From the second until the twentieth anniversary date of the Note, there shall be payments of $6,750 due on the 5th day of each month aggregating $81,000 per year . . . .
The Note further provided for acceleration of the debt
if any payment under this Note is not paid when due and remains unpaid for seven business days, or if Borrower is in default under the terms and provisions of [the Agreement], the entire amount outstanding shall at once become due and payable at the option of the Note holder.
On the 5th day of every month after April 5, 1982, through March 5, 1984, appellee paid appellants $4,250. *fn2 On or about April 5, 1984, appellant Pauline Sacks received a check from appellee for $4,250. The day after she received the check she spoke with Anthony Nuland, one of the attorneys who had represented appellee during negotiation of the Agreement and Note, and although she thought the check was for the incorrect amount, she did not so advise Mr. Nuland; nor did she advise appellee by any other means until nearly two months later. On June 2, 1984, she sent a letter notifying appellee that she was accelerating payment on the Note because of his default in failing to pay $6,750 on April 5, 1984, and demanding $850,000 plus 15% interest pursuant to the terms of the Note. *fn3
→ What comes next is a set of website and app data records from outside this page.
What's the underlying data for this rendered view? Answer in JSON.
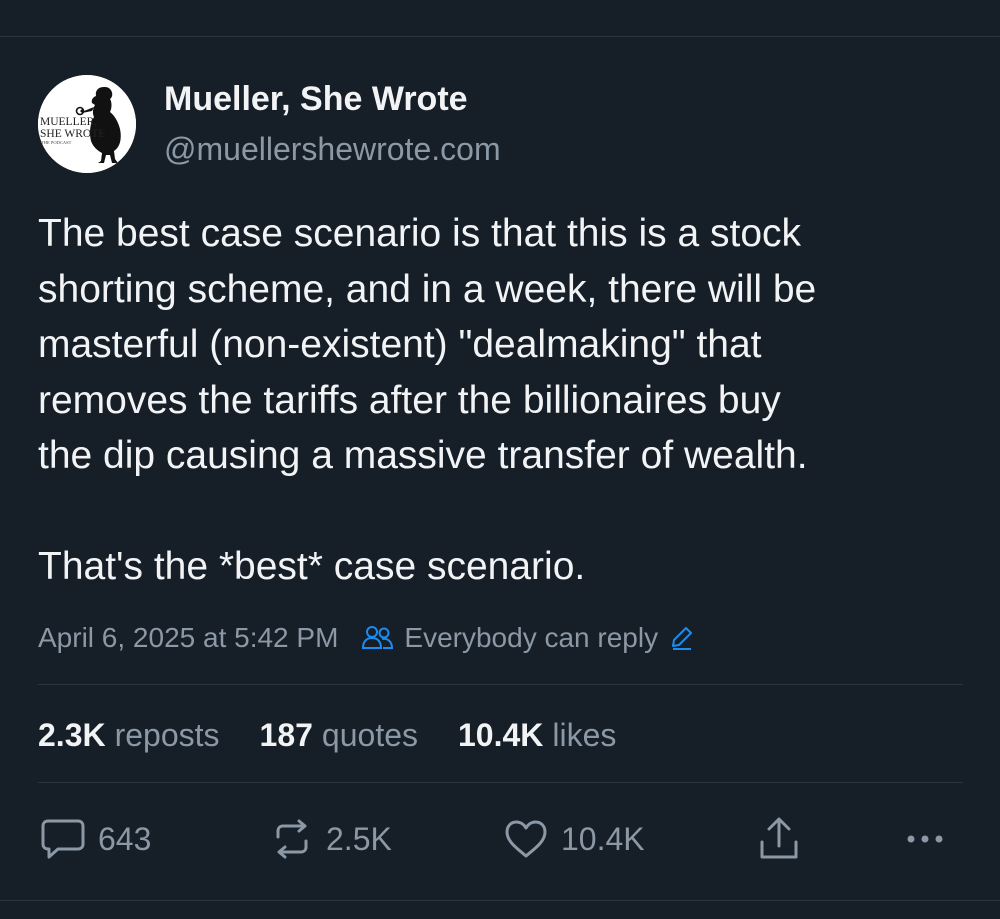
{
  "author": {
    "name": "Mueller, She Wrote",
    "handle": "@muellershewrote.com",
    "avatar_text": [
      "MUELLER,",
      "SHE WROTE",
      "THE PODCAST"
    ]
  },
  "post": {
    "text": "The best case scenario is that this is a stock\nshorting scheme, and in a week, there will be\nmasterful (non-existent) \"dealmaking\" that\nremoves the tariffs after the billionaires buy\nthe dip causing a massive transfer of wealth.",
    "text2": "That's the *best* case scenario."
  },
  "meta": {
    "timestamp": "April 6, 2025 at 5:42 PM",
    "audience": "Everybody can reply"
  },
  "stats": {
    "reposts_count": "2.3K",
    "reposts_label": "reposts",
    "quotes_count": "187",
    "quotes_label": "quotes",
    "likes_count": "10.4K",
    "likes_label": "likes"
  },
  "actions": {
    "reply_count": "643",
    "repost_count": "2.5K",
    "like_count": "10.4K",
    "icons": [
      "reply-icon",
      "repost-icon",
      "like-icon",
      "share-icon",
      "more-icon"
    ]
  },
  "colors": {
    "background": "#161e27",
    "primary_text": "#f1f3f5",
    "secondary_text": "#8b98a5",
    "divider": "#2a343f",
    "accent": "#1d8cf0"
  }
}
Pending trial, appellee gave appellants, on April 3, 1987, a check for $178,800 as prepayment in satisfaction of the Note, pursuant to paragraph 5.3 (e) of the Agreement which provided:
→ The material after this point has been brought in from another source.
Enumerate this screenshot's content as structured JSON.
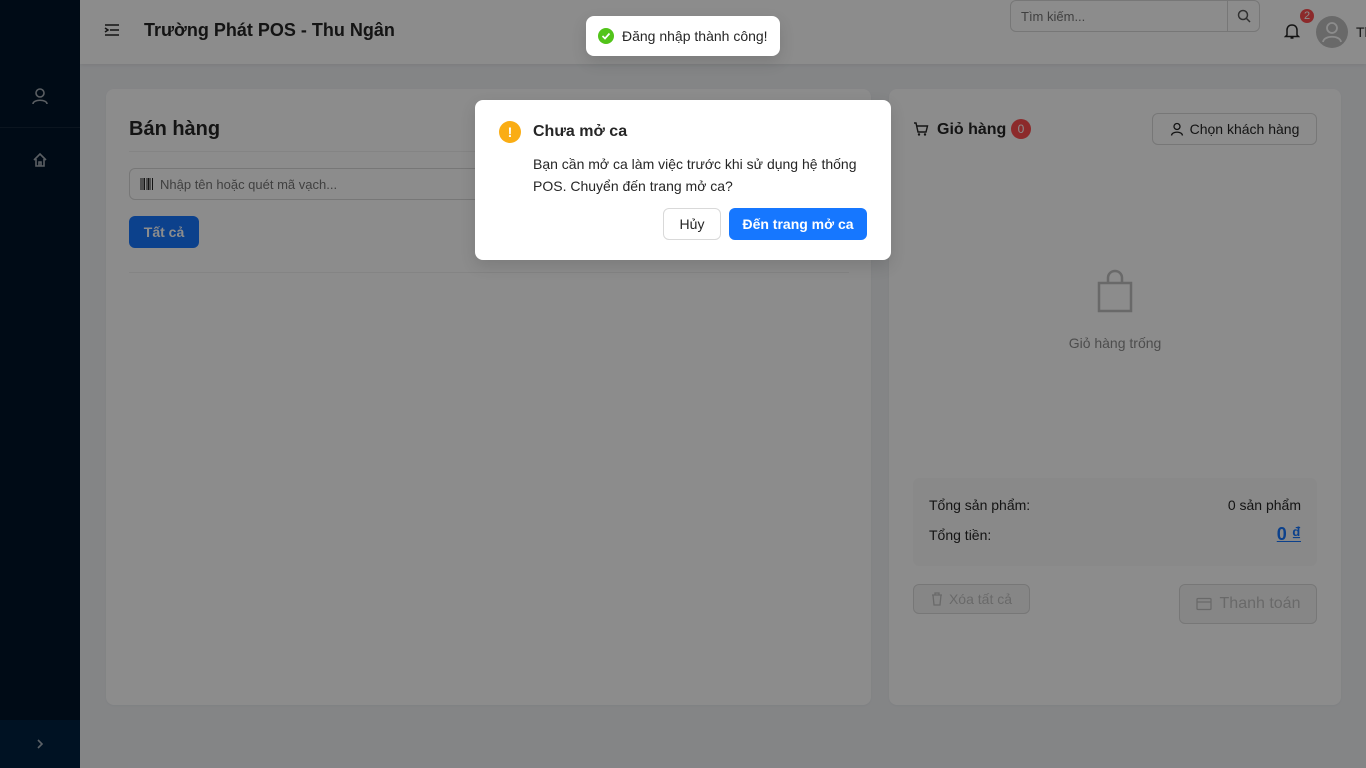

If paid in full at any time after the fourth anniversary date of the Promissory Note, and provided that all other obligations under this Settlement Agreement have been or are contemporaneously satisfied in full, the amount payable on the date of prepayment shall be 40% of the amounts outstanding under the Promissory Note, with credit given for all amounts paid by Rothberg to the date of prepayment . . . .
[Emphasis added]. Appellants refused to accept the check, contending, in view of appellee's default, that the amount was insufficient to satisfy the full prepayment amount, which they maintained was $496,800. *fn4 Appellee thereafter placed the $178,800 into a court-sanctioned escrow fund and continued ...